══ DATA FOR THE TASK ══

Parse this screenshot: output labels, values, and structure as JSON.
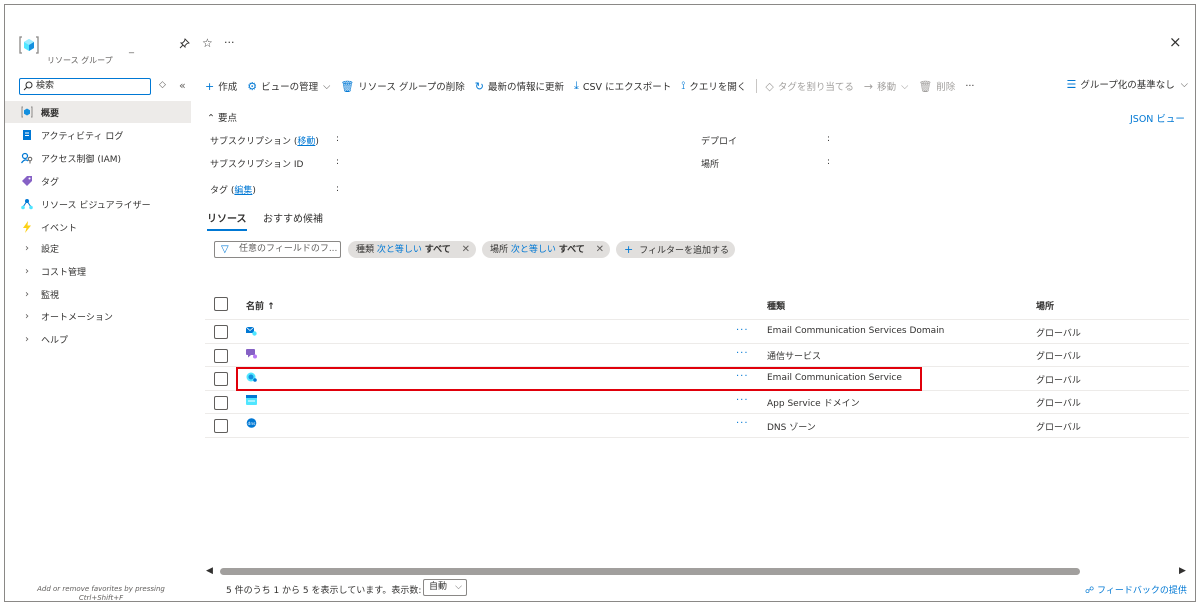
{
  "sidebar": {
    "resource_type": "リソース グループ",
    "dash": "_",
    "search_placeholder": "検索",
    "items": [
      {
        "label": "概要"
      },
      {
        "label": "アクティビティ ログ"
      },
      {
        "label": "アクセス制御 (IAM)"
      },
      {
        "label": "タグ"
      },
      {
        "label": "リソース ビジュアライザー"
      },
      {
        "label": "イベント"
      },
      {
        "label": "設定"
      },
      {
        "label": "コスト管理"
      },
      {
        "label": "監視"
      },
      {
        "label": "オートメーション"
      },
      {
        "label": "ヘルプ"
      }
    ],
    "footer_line1": "Add or remove favorites by pressing",
    "footer_line2": "Ctrl+Shift+F"
  },
  "topbar": {
    "more": "···",
    "close": "×"
  },
  "toolbar": {
    "create": "作成",
    "manage_view": "ビューの管理",
    "delete_group": "リソース グループの削除",
    "refresh": "最新の情報に更新",
    "export_csv": "CSV にエクスポート",
    "open_query": "クエリを開く",
    "assign_tags": "タグを割り当てる",
    "move": "移動",
    "delete": "削除",
    "more": "···",
    "group_by": "グループ化の基準なし"
  },
  "essentials": {
    "toggle": "要点",
    "json_view": "JSON ビュー",
    "subscription_label": "サブスクリプション (",
    "subscription_move": "移動",
    "subscription_label_end": ")",
    "subscription_id_label": "サブスクリプション ID",
    "deploy_label": "デプロイ",
    "location_label": "場所",
    "tags_label": "タグ (",
    "tags_edit": "編集",
    "tags_label_end": ")",
    "colon": ":"
  },
  "tabs": [
    {
      "label": "リソース"
    },
    {
      "label": "おすすめ候補"
    }
  ],
  "filters": {
    "placeholder": "任意のフィールドのフ...",
    "pill_type_prefix": "種類",
    "pill_type_op": "次と等しい",
    "pill_type_value": "すべて",
    "pill_loc_prefix": "場所",
    "pill_loc_op": "次と等しい",
    "pill_loc_value": "すべて",
    "add_filter": "フィルターを追加する"
  },
  "table": {
    "headers": {
      "name": "名前 ↑",
      "type": "種類",
      "location": "場所"
    },
    "rows": [
      {
        "type": "Email Communication Services Domain",
        "location": "グローバル"
      },
      {
        "type": "通信サービス",
        "location": "グローバル"
      },
      {
        "type": "Email Communication Service",
        "location": "グローバル"
      },
      {
        "type": "App Service ドメイン",
        "location": "グローバル"
      },
      {
        "type": "DNS ゾーン",
        "location": "グローバル"
      }
    ],
    "row_actions": "···"
  },
  "footer": {
    "showing": "5 件のうち 1 から 5 を表示しています。表示数:",
    "page_size": "自動",
    "feedback": "フィードバックの提供"
  },
  "colors": {
    "accent": "#0078d4",
    "highlight": "#e0000b"
  }
}
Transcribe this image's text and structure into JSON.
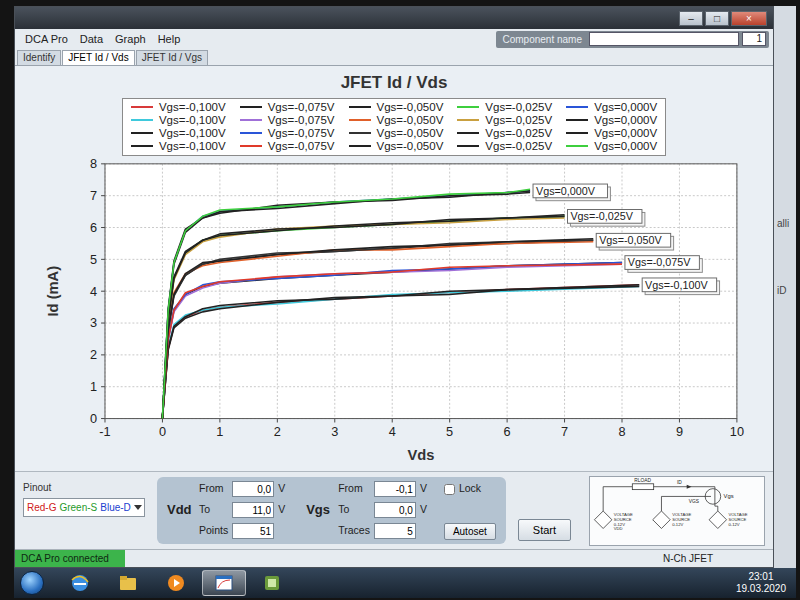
{
  "window": {
    "buttons": [
      "–",
      "□",
      "×"
    ],
    "component_name": {
      "label": "Component name",
      "value": "1"
    }
  },
  "menu": [
    "DCA Pro",
    "Data",
    "Graph",
    "Help"
  ],
  "tabs": [
    {
      "label": "Identify",
      "selected": false
    },
    {
      "label": "JFET Id / Vds",
      "selected": true
    },
    {
      "label": "JFET Id / Vgs",
      "selected": false
    }
  ],
  "chart": {
    "title": "JFET Id / Vds",
    "x_axis": {
      "title": "Vds",
      "ticks": [
        "-1",
        "0",
        "1",
        "2",
        "3",
        "4",
        "5",
        "6",
        "7",
        "8",
        "9",
        "10"
      ]
    },
    "y_axis": {
      "title": "Id (mA)",
      "ticks": [
        "0",
        "1",
        "2",
        "3",
        "4",
        "5",
        "6",
        "7",
        "8"
      ]
    },
    "series": [
      {
        "label": "Vgs=-0,100V",
        "color": "#d83a3a",
        "vds": [
          0,
          0.1,
          0.2,
          0.4,
          0.7,
          1,
          2,
          3,
          4,
          5,
          6,
          8.3
        ],
        "id": [
          0,
          2.2,
          2.9,
          3.2,
          3.4,
          3.5,
          3.65,
          3.75,
          3.85,
          3.95,
          4.05,
          4.2
        ]
      },
      {
        "label": "Vgs=-0,075V",
        "color": "#222222",
        "vds": [
          0,
          0.1,
          0.2,
          0.4,
          0.7,
          1,
          2,
          3,
          4,
          5,
          6,
          8
        ],
        "id": [
          0,
          2.5,
          3.4,
          3.9,
          4.15,
          4.25,
          4.4,
          4.5,
          4.6,
          4.7,
          4.8,
          4.9
        ]
      },
      {
        "label": "Vgs=-0,050V",
        "color": "#222222",
        "vds": [
          0,
          0.1,
          0.2,
          0.4,
          0.7,
          1,
          2,
          3,
          4,
          5,
          6,
          7.5
        ],
        "id": [
          0,
          2.8,
          3.9,
          4.5,
          4.85,
          4.95,
          5.15,
          5.25,
          5.35,
          5.45,
          5.5,
          5.6
        ]
      },
      {
        "label": "Vgs=-0,025V",
        "color": "#3ecf3e",
        "vds": [
          0,
          0.1,
          0.2,
          0.4,
          0.7,
          1,
          2,
          3,
          4,
          5,
          6,
          7
        ],
        "id": [
          0,
          3.1,
          4.4,
          5.2,
          5.6,
          5.75,
          5.9,
          6.0,
          6.1,
          6.2,
          6.3,
          6.35
        ]
      },
      {
        "label": "Vgs=0,000V",
        "color": "#2a55d8",
        "vds": [
          0,
          0.1,
          0.2,
          0.4,
          0.7,
          1,
          2,
          3,
          4,
          5,
          6,
          6.4
        ],
        "id": [
          0,
          3.4,
          4.9,
          5.9,
          6.35,
          6.5,
          6.65,
          6.8,
          6.9,
          7.0,
          7.1,
          7.15
        ]
      },
      {
        "label": "Vgs=-0,100V",
        "color": "#3fc9dc",
        "vds": [
          0,
          0.1,
          0.2,
          0.4,
          0.7,
          1,
          2,
          3,
          4,
          5,
          6,
          8.3
        ],
        "id": [
          0,
          2.25,
          2.95,
          3.25,
          3.4,
          3.5,
          3.6,
          3.75,
          3.9,
          3.95,
          4.0,
          4.15
        ]
      },
      {
        "label": "Vgs=-0,075V",
        "color": "#a070d8",
        "vds": [
          0,
          0.1,
          0.2,
          0.4,
          0.7,
          1,
          2,
          3,
          4,
          5,
          6,
          8
        ],
        "id": [
          0,
          2.45,
          3.35,
          3.85,
          4.1,
          4.25,
          4.45,
          4.55,
          4.6,
          4.65,
          4.75,
          4.85
        ]
      },
      {
        "label": "Vgs=-0,050V",
        "color": "#e0602a",
        "vds": [
          0,
          0.1,
          0.2,
          0.4,
          0.7,
          1,
          2,
          3,
          4,
          5,
          6,
          7.5
        ],
        "id": [
          0,
          2.85,
          3.95,
          4.55,
          4.8,
          4.9,
          5.1,
          5.3,
          5.3,
          5.4,
          5.5,
          5.55
        ]
      },
      {
        "label": "Vgs=-0,025V",
        "color": "#c9a040",
        "vds": [
          0,
          0.1,
          0.2,
          0.4,
          0.7,
          1,
          2,
          3,
          4,
          5,
          6,
          7
        ],
        "id": [
          0,
          3.05,
          4.35,
          5.15,
          5.55,
          5.7,
          5.95,
          6.05,
          6.1,
          6.15,
          6.25,
          6.3
        ]
      },
      {
        "label": "Vgs=0,000V",
        "color": "#222222",
        "vds": [
          0,
          0.1,
          0.2,
          0.4,
          0.7,
          1,
          2,
          3,
          4,
          5,
          6,
          6.4
        ],
        "id": [
          0,
          3.45,
          4.95,
          5.95,
          6.3,
          6.45,
          6.7,
          6.8,
          6.85,
          7.0,
          7.05,
          7.1
        ]
      },
      {
        "label": "Vgs=-0,100V",
        "color": "#222222",
        "vds": [
          0,
          0.1,
          0.2,
          0.4,
          0.7,
          1,
          2,
          3,
          4,
          5,
          6,
          8.3
        ],
        "id": [
          0,
          2.15,
          2.85,
          3.15,
          3.35,
          3.45,
          3.65,
          3.8,
          3.85,
          3.9,
          4.05,
          4.15
        ]
      },
      {
        "label": "Vgs=-0,075V",
        "color": "#2a55d8",
        "vds": [
          0,
          0.1,
          0.2,
          0.4,
          0.7,
          1,
          2,
          3,
          4,
          5,
          6,
          8
        ],
        "id": [
          0,
          2.55,
          3.45,
          3.9,
          4.2,
          4.3,
          4.4,
          4.5,
          4.65,
          4.7,
          4.8,
          4.9
        ]
      },
      {
        "label": "Vgs=-0,050V",
        "color": "#333333",
        "vds": [
          0,
          0.1,
          0.2,
          0.4,
          0.7,
          1,
          2,
          3,
          4,
          5,
          6,
          7.5
        ],
        "id": [
          0,
          2.75,
          3.85,
          4.5,
          4.85,
          5.0,
          5.2,
          5.25,
          5.35,
          5.5,
          5.55,
          5.6
        ]
      },
      {
        "label": "Vgs=-0,025V",
        "color": "#222222",
        "vds": [
          0,
          0.1,
          0.2,
          0.4,
          0.7,
          1,
          2,
          3,
          4,
          5,
          6,
          7
        ],
        "id": [
          0,
          3.15,
          4.45,
          5.25,
          5.6,
          5.75,
          5.9,
          6.05,
          6.15,
          6.2,
          6.3,
          6.4
        ]
      },
      {
        "label": "Vgs=0,000V",
        "color": "#222222",
        "vds": [
          0,
          0.1,
          0.2,
          0.4,
          0.7,
          1,
          2,
          3,
          4,
          5,
          6,
          6.4
        ],
        "id": [
          0,
          3.35,
          4.85,
          5.85,
          6.3,
          6.5,
          6.6,
          6.75,
          6.9,
          6.95,
          7.1,
          7.15
        ]
      },
      {
        "label": "Vgs=-0,100V",
        "color": "#222222",
        "vds": [
          0,
          0.1,
          0.2,
          0.4,
          0.7,
          1,
          2,
          3,
          4,
          5,
          6,
          8.3
        ],
        "id": [
          0,
          2.2,
          2.9,
          3.2,
          3.45,
          3.55,
          3.7,
          3.75,
          3.85,
          4.0,
          4.05,
          4.2
        ]
      },
      {
        "label": "Vgs=-0,075V",
        "color": "#e03a2a",
        "vds": [
          0,
          0.1,
          0.2,
          0.4,
          0.7,
          1,
          2,
          3,
          4,
          5,
          6,
          8
        ],
        "id": [
          0,
          2.5,
          3.4,
          3.95,
          4.15,
          4.3,
          4.45,
          4.55,
          4.6,
          4.75,
          4.8,
          4.85
        ]
      },
      {
        "label": "Vgs=-0,050V",
        "color": "#222222",
        "vds": [
          0,
          0.1,
          0.2,
          0.4,
          0.7,
          1,
          2,
          3,
          4,
          5,
          6,
          7.5
        ],
        "id": [
          0,
          2.8,
          3.9,
          4.55,
          4.9,
          4.95,
          5.15,
          5.3,
          5.4,
          5.45,
          5.55,
          5.65
        ]
      },
      {
        "label": "Vgs=-0,025V",
        "color": "#222222",
        "vds": [
          0,
          0.1,
          0.2,
          0.4,
          0.7,
          1,
          2,
          3,
          4,
          5,
          6,
          7
        ],
        "id": [
          0,
          3.1,
          4.4,
          5.2,
          5.6,
          5.8,
          5.95,
          6.0,
          6.1,
          6.25,
          6.3,
          6.35
        ]
      },
      {
        "label": "Vgs=0,000V",
        "color": "#3ecf3e",
        "vds": [
          0,
          0.1,
          0.2,
          0.4,
          0.7,
          1,
          2,
          3,
          4,
          5,
          6,
          6.4
        ],
        "id": [
          0,
          3.4,
          4.9,
          5.9,
          6.35,
          6.55,
          6.65,
          6.8,
          6.9,
          7.05,
          7.1,
          7.2
        ]
      }
    ],
    "callouts": [
      {
        "label": "Vgs=0,000V",
        "vds": 6.4,
        "id": 7.15
      },
      {
        "label": "Vgs=-0,025V",
        "vds": 7.0,
        "id": 6.35
      },
      {
        "label": "Vgs=-0,050V",
        "vds": 7.5,
        "id": 5.6
      },
      {
        "label": "Vgs=-0,075V",
        "vds": 8.0,
        "id": 4.9
      },
      {
        "label": "Vgs=-0,100V",
        "vds": 8.3,
        "id": 4.2
      }
    ]
  },
  "pinout": {
    "label": "Pinout",
    "parts": [
      {
        "text": "Red-G",
        "color": "#d02020"
      },
      {
        "text": "Green-S",
        "color": "#1f9a2c"
      },
      {
        "text": "Blue-D",
        "color": "#2040d0"
      }
    ]
  },
  "controls": {
    "vdd": {
      "label": "Vdd",
      "from_label": "From",
      "from": "0,0",
      "to_label": "To",
      "to": "11,0",
      "unit": "V",
      "count_label": "Points",
      "count": "51"
    },
    "vgs": {
      "label": "Vgs",
      "from_label": "From",
      "from": "-0,1",
      "to_label": "To",
      "to": "0,0",
      "unit": "V",
      "count_label": "Traces",
      "count": "5"
    },
    "lock": {
      "label": "Lock",
      "checked": false
    },
    "autoset": "Autoset",
    "start": "Start"
  },
  "schematic": {
    "rload": "RLOAD",
    "id": "ID",
    "vgs_source": "VGS",
    "vgs_pin": "Vgs",
    "sources": [
      {
        "lines": [
          "VOLTAGE",
          "SOURCE",
          "0-12V",
          "VDD"
        ]
      },
      {
        "lines": [
          "VOLTAGE",
          "SOURCE",
          "0-12V"
        ]
      },
      {
        "lines": [
          "VOLTAGE",
          "SOURCE",
          "0-12V"
        ]
      }
    ]
  },
  "status_bar": {
    "connection": "DCA Pro connected",
    "device": "N-Ch JFET"
  },
  "taskbar": {
    "apps": [
      {
        "selected": false
      },
      {
        "selected": false
      },
      {
        "selected": false
      },
      {
        "selected": true
      },
      {
        "selected": false
      }
    ],
    "time": "23:01",
    "date": "19.03.2020"
  },
  "background_window": {
    "fragments": [
      "alli",
      "iD"
    ]
  }
}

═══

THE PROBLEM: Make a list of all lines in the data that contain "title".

RESPONSE FOR THIS EXERCISE:
    "title": "JFET Id / Vds",
      "title": "Vds",
      "title": "Id (mA)",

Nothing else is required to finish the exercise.